These are all good reasons to get rid of our current system and switch to a universal, single-payer approach, such as making everyone eligible for Medicare. The alternative way to eliminate the current market distortion would be to end the tax deductibility of employer-based health insurance. That’s the program John McCain ran on in 2008. Back then, conservatives made sensible arguments in favor of doing so. For example, the Family Research Council complained in 2007 that employer-sponsored health insurance enjoys the single largest subsidy in our tax code.
But Mitt Romney is not John McCain. He is a coward, who lacks an iota of McCain’s political bravery. Consequently, Romney fears the backlash that would ensue if he took the principled position in favor of removing this inefficiency. So instead he proposes to equalize the treatment by making it also tax-deductible for individuals to buy their own insurance. That’s good for them, but it does nothing for the market. (The advantage to the market of McCain’s proposal was that it would move millions of health working-age Americans into the individual insurance market, much as the individual mandate would.) The ACA creates a flat tax credit for buying insurance. Romney would repeal that and offer a tax credit based on how much you spend on health insurance, so it would disproportionately benefit richer people who can afford more expensive tax plans.
In a similar act of falsely telling voters they can have their cake and eat it too, Romney promises to keep the most popular provision of the ACA, the rule preventing insurers from excluding prior conditions, without explaining how he would prevent the insurance market from a death spiral of cost increases. (The current mechanism for preventing that, the individual mandate, is the core of what Romney promises to repeal if the Supreme Court doesn’t do so first.)

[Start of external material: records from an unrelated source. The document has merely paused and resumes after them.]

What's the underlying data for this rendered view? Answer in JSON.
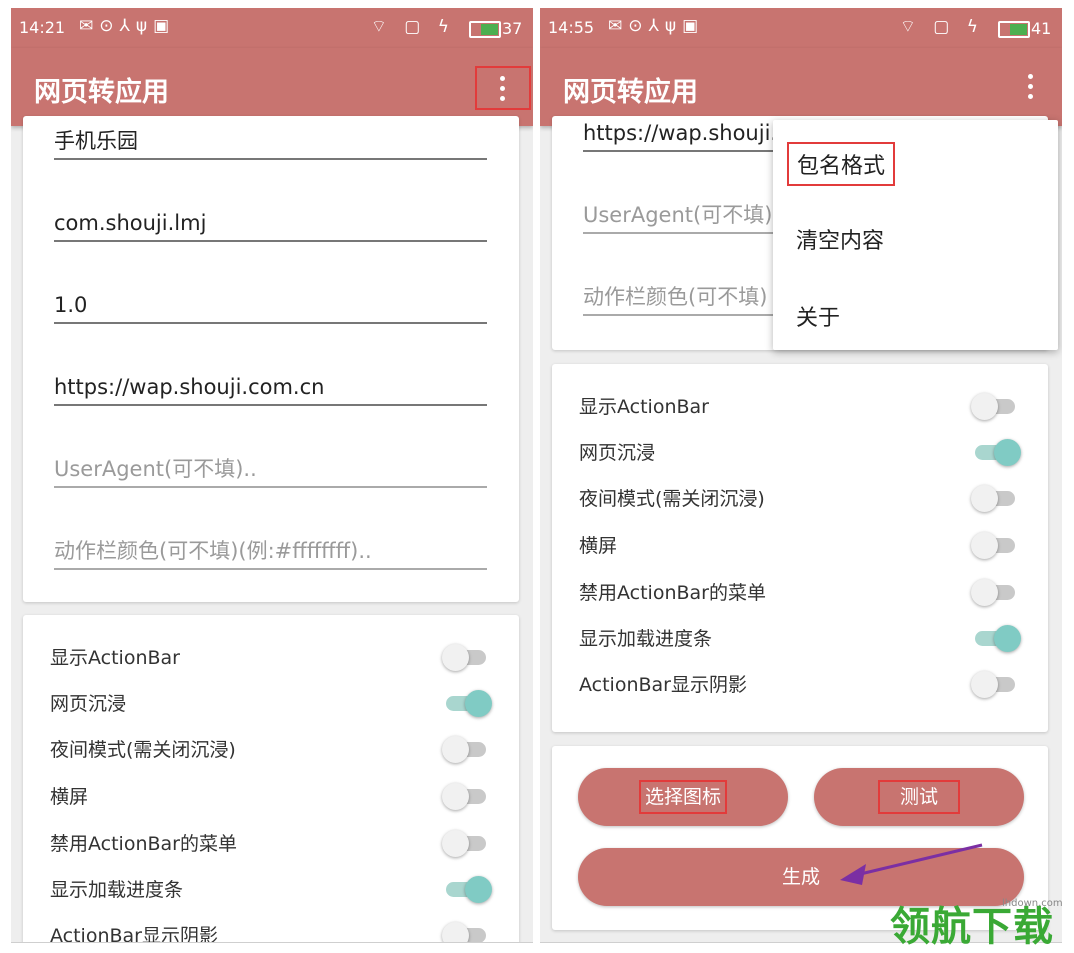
{
  "left": {
    "status": {
      "time": "14:21",
      "battery": "37"
    },
    "app_title": "网页转应用",
    "fields": [
      {
        "value": "手机乐园",
        "placeholder": false
      },
      {
        "value": "com.shouji.lmj",
        "placeholder": false
      },
      {
        "value": "1.0",
        "placeholder": false
      },
      {
        "value": "https://wap.shouji.com.cn",
        "placeholder": false
      },
      {
        "value": "UserAgent(可不填)..",
        "placeholder": true
      },
      {
        "value": "动作栏颜色(可不填)(例:#ffffffff)..",
        "placeholder": true
      }
    ],
    "switches": [
      {
        "label": "显示ActionBar",
        "on": false
      },
      {
        "label": "网页沉浸",
        "on": true
      },
      {
        "label": "夜间模式(需关闭沉浸)",
        "on": false
      },
      {
        "label": "横屏",
        "on": false
      },
      {
        "label": "禁用ActionBar的菜单",
        "on": false
      },
      {
        "label": "显示加载进度条",
        "on": true
      },
      {
        "label": "ActionBar显示阴影",
        "on": false
      }
    ]
  },
  "right": {
    "status": {
      "time": "14:55",
      "battery": "41"
    },
    "app_title": "网页转应用",
    "fields": [
      {
        "value": "https://wap.shouji.c",
        "placeholder": false
      },
      {
        "value": "UserAgent(可不填)..",
        "placeholder": true
      },
      {
        "value": "动作栏颜色(可不填)",
        "placeholder": true
      }
    ],
    "menu": [
      "包名格式",
      "清空内容",
      "关于"
    ],
    "switches": [
      {
        "label": "显示ActionBar",
        "on": false
      },
      {
        "label": "网页沉浸",
        "on": true
      },
      {
        "label": "夜间模式(需关闭沉浸)",
        "on": false
      },
      {
        "label": "横屏",
        "on": false
      },
      {
        "label": "禁用ActionBar的菜单",
        "on": false
      },
      {
        "label": "显示加载进度条",
        "on": true
      },
      {
        "label": "ActionBar显示阴影",
        "on": false
      }
    ],
    "buttons": {
      "choose_icon": "选择图标",
      "test": "测试",
      "generate": "生成"
    }
  },
  "watermark": {
    "text": "领航下载",
    "sub": "lhdown.com"
  },
  "colors": {
    "primary": "#c87470",
    "accent": "#80cbc4",
    "highlight": "#e23b3b",
    "arrow": "#7b2fa3"
  }
}
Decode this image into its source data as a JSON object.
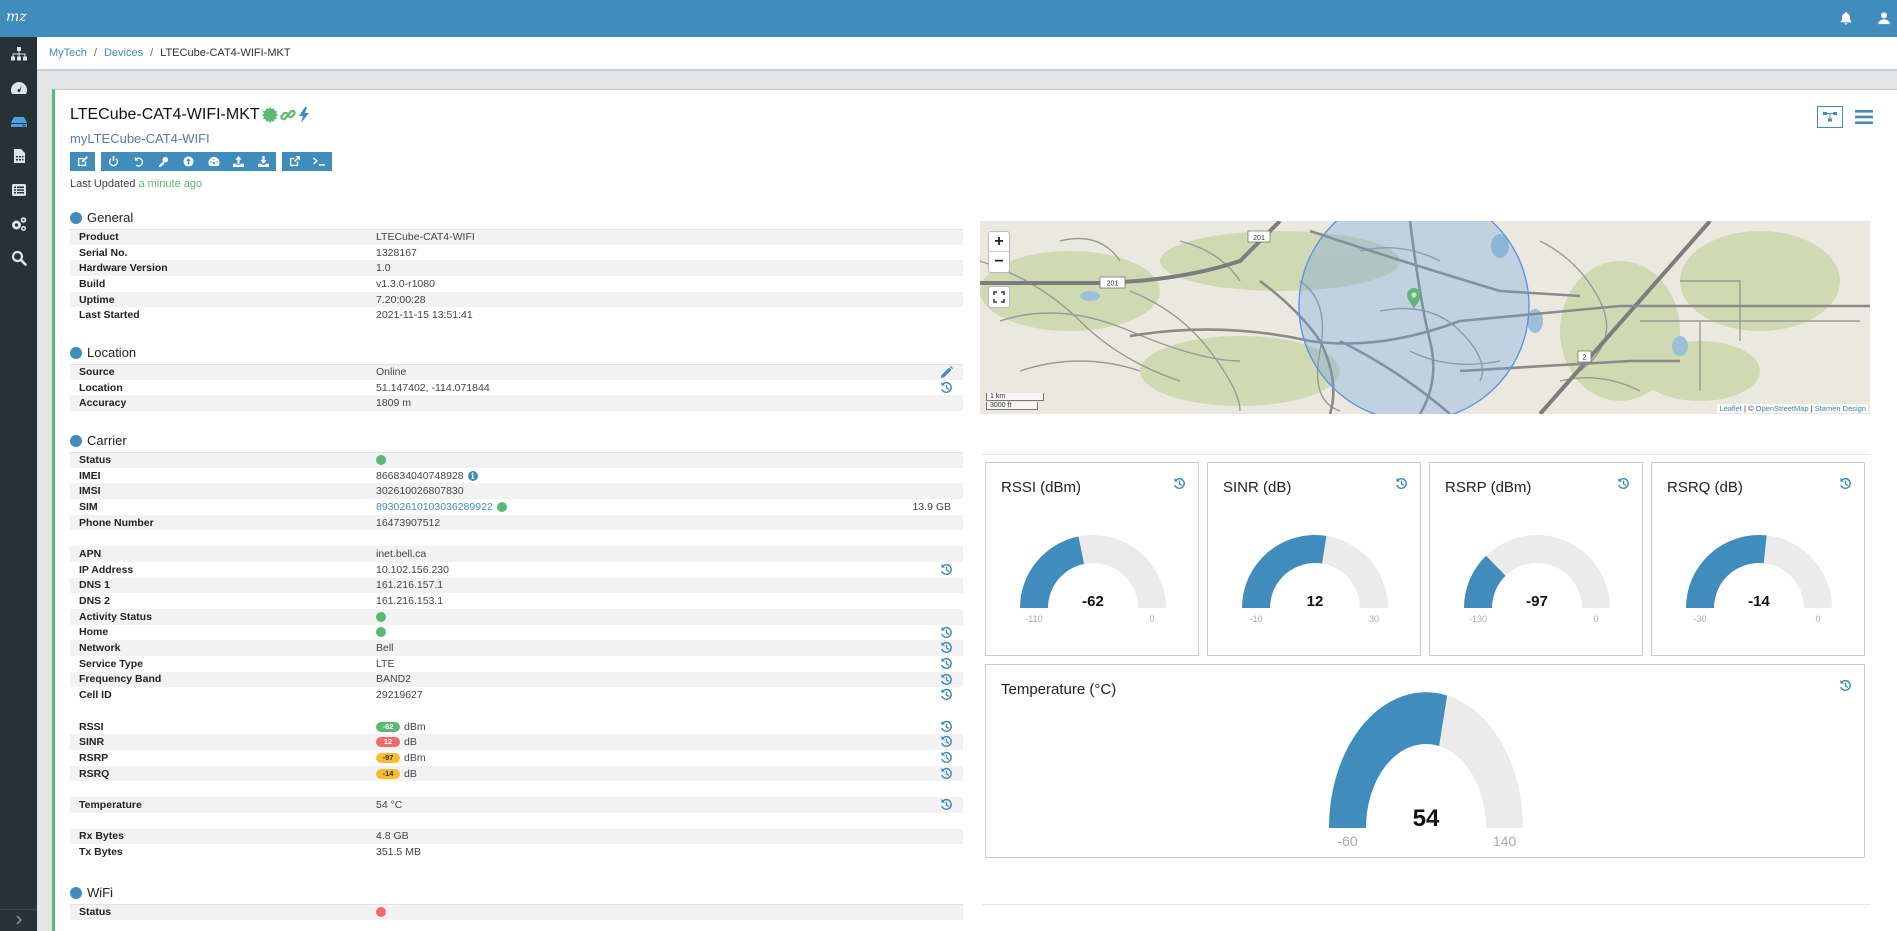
{
  "app": {
    "logo_text": "mz",
    "topbar_icons": [
      "bell-icon",
      "user-icon"
    ]
  },
  "sidebar": {
    "items": [
      {
        "name": "sitemap-icon",
        "active": false
      },
      {
        "name": "dashboard-icon",
        "active": false
      },
      {
        "name": "devices-icon",
        "active": true
      },
      {
        "name": "sim-card-icon",
        "active": false
      },
      {
        "name": "list-icon",
        "active": false
      },
      {
        "name": "settings-icon",
        "active": false
      },
      {
        "name": "search-icon",
        "active": false
      }
    ],
    "expand_icon": "chevron-right-icon"
  },
  "breadcrumb": [
    {
      "label": "MyTech",
      "link": true
    },
    {
      "label": "Devices",
      "link": true
    },
    {
      "label": "LTECube-CAT4-WIFI-MKT",
      "link": false
    }
  ],
  "device": {
    "title": "LTECube-CAT4-WIFI-MKT",
    "status_icons": [
      "certificate-icon",
      "link-icon",
      "bolt-icon"
    ],
    "subtitle": "myLTECube-CAT4-WIFI",
    "last_updated_label": "Last Updated",
    "last_updated_value": "a minute ago"
  },
  "toolbar": {
    "groups": [
      [
        "edit-icon"
      ],
      [
        "power-icon",
        "undo-icon",
        "key-icon",
        "upgrade-icon",
        "speedometer-icon",
        "upload-icon",
        "download-icon"
      ],
      [
        "external-link-icon",
        "terminal-icon"
      ]
    ],
    "right": [
      "topology-icon",
      "menu-icon"
    ]
  },
  "sections": {
    "general": {
      "title": "General",
      "rows": [
        {
          "key": "Product",
          "value": "LTECube-CAT4-WIFI"
        },
        {
          "key": "Serial No.",
          "value": "1328167"
        },
        {
          "key": "Hardware Version",
          "value": "1.0"
        },
        {
          "key": "Build",
          "value": "v1.3.0-r1080"
        },
        {
          "key": "Uptime",
          "value": "7.20:00:28"
        },
        {
          "key": "Last Started",
          "value": "2021-11-15 13:51:41"
        }
      ]
    },
    "location": {
      "title": "Location",
      "rows": [
        {
          "key": "Source",
          "value": "Online",
          "action": "pencil-icon"
        },
        {
          "key": "Location",
          "value": "51.147402, -114.071844",
          "action": "history-icon"
        },
        {
          "key": "Accuracy",
          "value": "1809 m"
        }
      ]
    },
    "carrier": {
      "title": "Carrier",
      "rows": [
        {
          "key": "Status",
          "dot": "#5cb874"
        },
        {
          "key": "IMEI",
          "value": "866834040748928",
          "info": true
        },
        {
          "key": "IMSI",
          "value": "302610026807830"
        },
        {
          "key": "SIM",
          "value": "89302610103036289922",
          "link": true,
          "dot": "#5cb874",
          "extra": "13.9 GB"
        },
        {
          "key": "Phone Number",
          "value": "16473907512"
        },
        {
          "gap": true
        },
        {
          "key": "APN",
          "value": "inet.bell.ca"
        },
        {
          "key": "IP Address",
          "value": "10.102.156.230",
          "action": "history-icon"
        },
        {
          "key": "DNS 1",
          "value": "161.216.157.1"
        },
        {
          "key": "DNS 2",
          "value": "161.216.153.1"
        },
        {
          "key": "Activity Status",
          "dot": "#5cb874"
        },
        {
          "key": "Home",
          "dot": "#5cb874",
          "action": "history-icon"
        },
        {
          "key": "Network",
          "value": "Bell",
          "action": "history-icon"
        },
        {
          "key": "Service Type",
          "value": "LTE",
          "action": "history-icon"
        },
        {
          "key": "Frequency Band",
          "value": "BAND2",
          "action": "history-icon"
        },
        {
          "key": "Cell ID",
          "value": "29219627",
          "action": "history-icon"
        },
        {
          "gap": true
        },
        {
          "key": "RSSI",
          "pill": "-62",
          "pill_color": "#5cb874",
          "pill_text": "#fff",
          "unit": "dBm",
          "action": "history-icon"
        },
        {
          "key": "SINR",
          "pill": "12",
          "pill_color": "#ef6a6a",
          "pill_text": "#fff",
          "unit": "dB",
          "action": "history-icon"
        },
        {
          "key": "RSRP",
          "pill": "-97",
          "pill_color": "#fbbd2d",
          "pill_text": "#333",
          "unit": "dBm",
          "action": "history-icon"
        },
        {
          "key": "RSRQ",
          "pill": "-14",
          "pill_color": "#fbbd2d",
          "pill_text": "#333",
          "unit": "dB",
          "action": "history-icon"
        },
        {
          "gap": true
        },
        {
          "key": "Temperature",
          "value": "54 °C",
          "action": "history-icon"
        },
        {
          "gap": true
        },
        {
          "key": "Rx Bytes",
          "value": "4.8 GB"
        },
        {
          "key": "Tx Bytes",
          "value": "351.5 MB"
        }
      ]
    },
    "wifi": {
      "title": "WiFi",
      "rows": [
        {
          "key": "Status",
          "dot": "#ef6a6a"
        }
      ]
    }
  },
  "map": {
    "zoom_in": "+",
    "zoom_out": "−",
    "fullscreen_icon": "fullscreen-icon",
    "marker_icon": "map-marker-icon",
    "scale_km": "1 km",
    "scale_ft": "3000 ft",
    "road_labels": [
      "201",
      "201",
      "2"
    ],
    "attribution": {
      "leaflet": "Leaflet",
      "sep1": " | © ",
      "osm": "OpenStreetMap",
      "sep2": " | ",
      "stamen": "Stamen Design"
    }
  },
  "colors": {
    "brand": "#3f8cbd",
    "success": "#5cb874",
    "danger": "#ef6a6a",
    "warning": "#fbbd2d",
    "gauge_track": "#ebebeb"
  },
  "chart_data": [
    {
      "type": "gauge",
      "title": "RSSI (dBm)",
      "value": -62,
      "min": -110,
      "max": 0
    },
    {
      "type": "gauge",
      "title": "SINR (dB)",
      "value": 12,
      "min": -10,
      "max": 30
    },
    {
      "type": "gauge",
      "title": "RSRP (dBm)",
      "value": -97,
      "min": -130,
      "max": 0
    },
    {
      "type": "gauge",
      "title": "RSRQ (dB)",
      "value": -14,
      "min": -30,
      "max": 0
    },
    {
      "type": "gauge",
      "title": "Temperature (°C)",
      "value": 54,
      "min": -60,
      "max": 140
    }
  ]
}
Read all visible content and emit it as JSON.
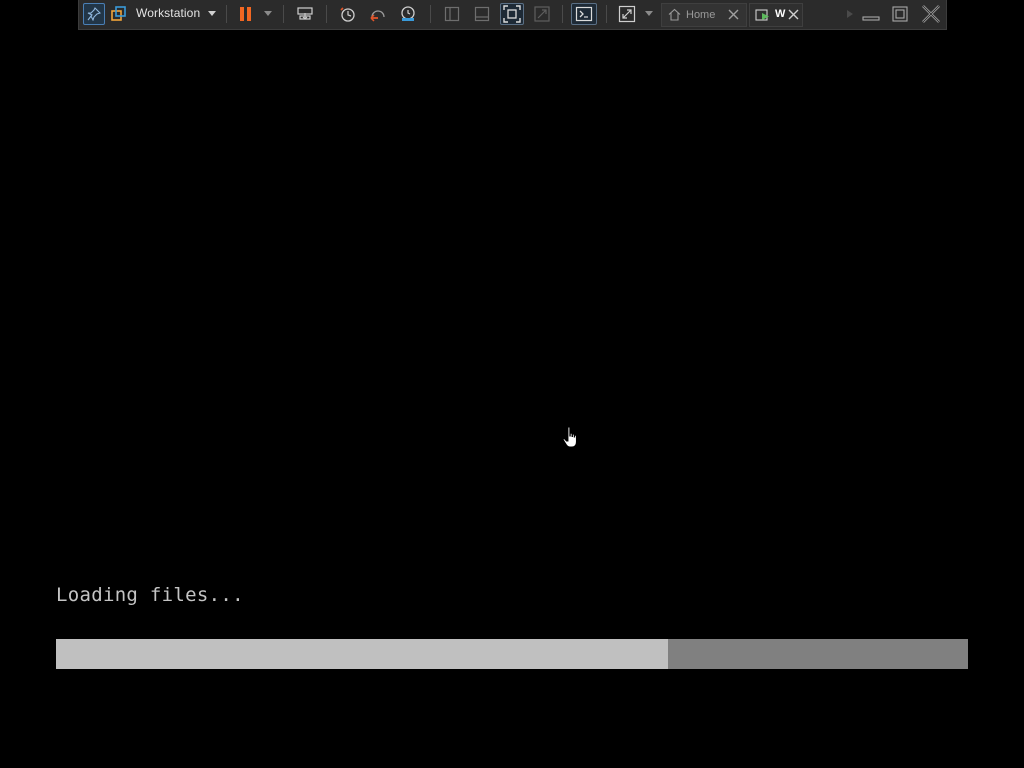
{
  "toolbar": {
    "product_label": "Workstation",
    "tabs": [
      {
        "label": "Home",
        "icon": "home-icon"
      },
      {
        "label": "W",
        "icon": "vm-running-icon"
      }
    ],
    "pause_color": "#f26722",
    "accent_color": "#4a7fb5"
  },
  "boot": {
    "status_text": "Loading files...",
    "progress": 0.671,
    "progress_fill_color": "#c0c0c0",
    "progress_track_color": "#808080"
  }
}
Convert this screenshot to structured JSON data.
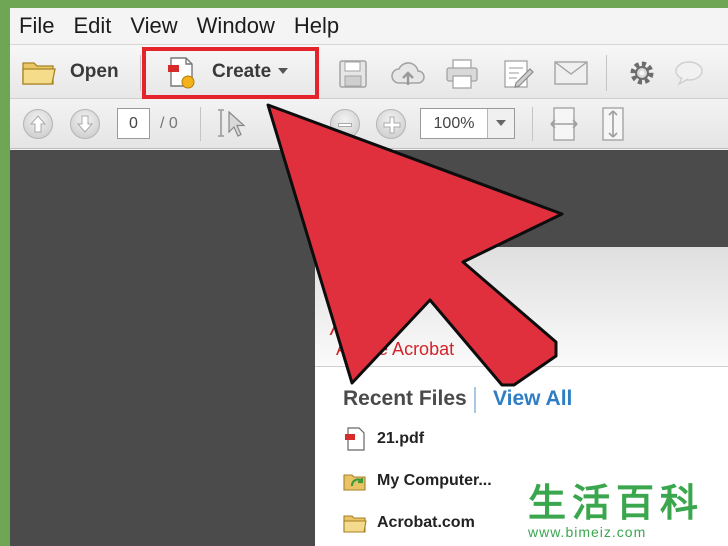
{
  "menubar": {
    "items": [
      "File",
      "Edit",
      "View",
      "Window",
      "Help"
    ]
  },
  "toolbar": {
    "open_label": "Open",
    "create_label": "Create"
  },
  "nav": {
    "page_current": "0",
    "page_total": "/ 0",
    "zoom": "100%"
  },
  "welcome": {
    "brand": "Adobe Acrobat",
    "recent_title": "Recent Files",
    "view_all": "View All",
    "files": [
      "21.pdf",
      "My Computer...",
      "Acrobat.com"
    ]
  },
  "watermark": {
    "chars": "生活百科",
    "url": "www.bimeiz.com"
  },
  "colors": {
    "highlight": "#e5232b",
    "arrow": "#e0303d",
    "link": "#2f7ec4",
    "background": "#6ea655"
  }
}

As a freelancer who pays for his own insurance, I stand to benefit. But as American citizens, we all stand to lose.
By: Ben Adler, The Nation, June 12, 2012